ODENKIRK: [Saul’s] got enough distance from all this crime – I mean obviously Gus he’s really afraid of but then that gets cleared up. But Walter’s changing – and that’s at the core of this whole series. He’s a guy whose conscious and ability to give a shit about anyone has just disintegrated and it’s gone, it’s almost gone now – which is why Vince can’t do the show for more than 16 episodes. This guy is losing his humanity… But so far as taking people down – Walter White is becoming a guy totally willing to do that. Whereas I think before he would hesitate. He really loves Jesse on some level but even that has been brutalized.
PAUL: And he just knows how to manipulate everybody. He has everybody on his little strings.
BANKS: I don’t think he loves Jesse at all. You’re talking about Walt?
PAUL: You don’t think Walt cares for Jesse?
BANKS: I don’t think Walt cares for anybody.
ODENKIRK: I think he looks to Jesse as a son.
PAUL: He has Jesse in the palm of his hand and he knows how to control him.
BANKS: To control him. That’s hardly love.
ODENKIRK: There are scenes that are like a ‘father-son thing’.
PAUL: Yeah. Jesse is striving for someone to guide him in a direction. He’s looking for a fatherly figure in some way. He just wants to be told what to do. He might not accept that but it’s true…
Do you think Walt’s manipulation of people is the way he shows his love?
BANKS: I love the way you’ve phrased that question. Is his manipulation, his way of showing love? Did I misquote you? His manipulation shows his love? What kind of broken ass home did you come from?
ODENKIRK: Look – There’s a lot of families like that. Parents who do that to everyone around them. I just saw a great play Off-Broadway called Tribes… And the dad in that – you first meet him and you like him because he’s funny, he’s got a lot of opinions and he’s argumentative but then you realize he’s just a shitty guy torturing his kids, his wife and everyone around him with his loud opinions and his neediness.
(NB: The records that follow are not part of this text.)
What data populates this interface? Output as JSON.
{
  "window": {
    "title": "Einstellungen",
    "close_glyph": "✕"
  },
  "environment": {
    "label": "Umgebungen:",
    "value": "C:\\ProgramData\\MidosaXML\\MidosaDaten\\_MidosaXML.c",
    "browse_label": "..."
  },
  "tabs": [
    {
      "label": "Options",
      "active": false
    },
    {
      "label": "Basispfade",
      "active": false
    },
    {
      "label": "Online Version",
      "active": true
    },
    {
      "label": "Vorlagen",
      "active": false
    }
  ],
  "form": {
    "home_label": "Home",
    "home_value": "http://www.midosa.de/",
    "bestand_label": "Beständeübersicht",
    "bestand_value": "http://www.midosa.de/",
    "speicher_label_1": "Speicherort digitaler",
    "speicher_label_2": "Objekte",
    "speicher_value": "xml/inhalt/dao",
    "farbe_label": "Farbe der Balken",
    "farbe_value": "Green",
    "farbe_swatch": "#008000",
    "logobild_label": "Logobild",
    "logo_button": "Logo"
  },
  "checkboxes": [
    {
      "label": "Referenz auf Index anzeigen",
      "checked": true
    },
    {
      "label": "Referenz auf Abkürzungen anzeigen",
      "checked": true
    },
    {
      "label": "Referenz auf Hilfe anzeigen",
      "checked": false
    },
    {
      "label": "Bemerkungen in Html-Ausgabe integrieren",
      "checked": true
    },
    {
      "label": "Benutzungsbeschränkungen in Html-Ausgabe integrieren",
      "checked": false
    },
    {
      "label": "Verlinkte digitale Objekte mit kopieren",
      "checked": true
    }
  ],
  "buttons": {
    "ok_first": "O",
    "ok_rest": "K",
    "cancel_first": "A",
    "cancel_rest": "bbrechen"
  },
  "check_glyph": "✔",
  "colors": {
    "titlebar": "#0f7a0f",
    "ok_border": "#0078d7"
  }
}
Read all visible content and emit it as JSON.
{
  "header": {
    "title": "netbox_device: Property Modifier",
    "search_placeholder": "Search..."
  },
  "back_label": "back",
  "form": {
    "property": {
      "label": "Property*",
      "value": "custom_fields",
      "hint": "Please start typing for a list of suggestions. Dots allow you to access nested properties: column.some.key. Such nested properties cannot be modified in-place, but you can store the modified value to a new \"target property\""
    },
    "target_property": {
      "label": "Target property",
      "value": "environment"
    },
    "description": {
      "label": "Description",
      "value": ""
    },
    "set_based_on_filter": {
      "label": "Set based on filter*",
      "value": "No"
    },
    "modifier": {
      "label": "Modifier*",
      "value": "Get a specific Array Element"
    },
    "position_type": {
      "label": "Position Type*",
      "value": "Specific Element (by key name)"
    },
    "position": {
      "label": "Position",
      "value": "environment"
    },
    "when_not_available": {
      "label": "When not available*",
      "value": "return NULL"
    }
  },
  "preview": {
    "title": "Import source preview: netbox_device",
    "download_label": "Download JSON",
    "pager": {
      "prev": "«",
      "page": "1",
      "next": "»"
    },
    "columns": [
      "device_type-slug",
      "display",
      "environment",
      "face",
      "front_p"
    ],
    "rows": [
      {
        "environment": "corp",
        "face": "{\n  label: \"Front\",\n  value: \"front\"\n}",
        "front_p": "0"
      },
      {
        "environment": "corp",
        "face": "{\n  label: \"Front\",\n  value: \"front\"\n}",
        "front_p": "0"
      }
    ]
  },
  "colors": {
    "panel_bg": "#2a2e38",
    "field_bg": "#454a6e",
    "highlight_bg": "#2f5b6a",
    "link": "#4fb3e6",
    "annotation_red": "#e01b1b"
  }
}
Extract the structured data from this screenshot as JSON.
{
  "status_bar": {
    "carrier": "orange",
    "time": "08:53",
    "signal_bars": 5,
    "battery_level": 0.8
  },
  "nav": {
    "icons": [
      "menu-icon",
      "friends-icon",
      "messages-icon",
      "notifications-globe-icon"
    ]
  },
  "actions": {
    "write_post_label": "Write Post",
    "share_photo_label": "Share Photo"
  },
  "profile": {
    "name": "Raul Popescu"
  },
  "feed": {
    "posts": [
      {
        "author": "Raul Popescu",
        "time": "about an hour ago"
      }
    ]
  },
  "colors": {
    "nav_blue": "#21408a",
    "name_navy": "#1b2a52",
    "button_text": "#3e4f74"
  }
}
BANKS: I will tell you this – because I’m old enough to be everybody’s father here. Everybody. And I know specifically of parents who would go – you would be hit by a car, lying on the side of the road and they would come over and go ‘Oh my god. Son, are you okay?’ And in the same breath – ‘Could somebody take care of this. I gotta go.’ It ain’t love. They may tell themselves its love. But it ain’t love.
So does Walt love anybody then?
PAUL: He definitely loves himself.
BANKS: A sociopath feels no guilt in their actions and what they do.
ODENKIRK: But do you think he’s becoming a sociopath?
BANKS: No – I think he’s been a sociopath since the time in the gym when he justifies the airplane crash – with ‘Well there have been worse crashes. More people have died.’ That is the classic sociopath.
PAUL: And this season he goes to such a different place. The entire tone of this season is just so unsettling and creepy and eerie.
Well – he’s gotten everything he wants.
PAUL: Exactly. He just wants to be the king. That’s it. It’s just a power trip.
How do you view your characters morally speaking? Do you view yourselves as the heroes or villains – or does that even enter into the equation?
ODENKIRK: That’s part of the show. Nobody’s a hero and nobody’s a pure villain.
BANKS: I disagree. I think Mike, and I can only speak for Mike – he lost his soul a long, long time ago and Mike is wildly aware that there are places in this country where sixty percent of the emergency room admissions are methamphetamine related. What he sees in Jesse: he may not be able to save Jesse but he’d like to protect him. I still think Mike sees that there is hope somewhere for this kid.
So would you define Jesse as the moral center of the show?
BANKS: I can only talk about what he is for my character and for my character — I want something good for Jesse.
PAUL: I want something good for Jesse as well… Especially in this season – where it feels like Jesse’s walking on eggshells. All our characters are really. I’m a little worried about this guy… Shit is going to get crazy.
Breaking Bad airs Sundays on AMC.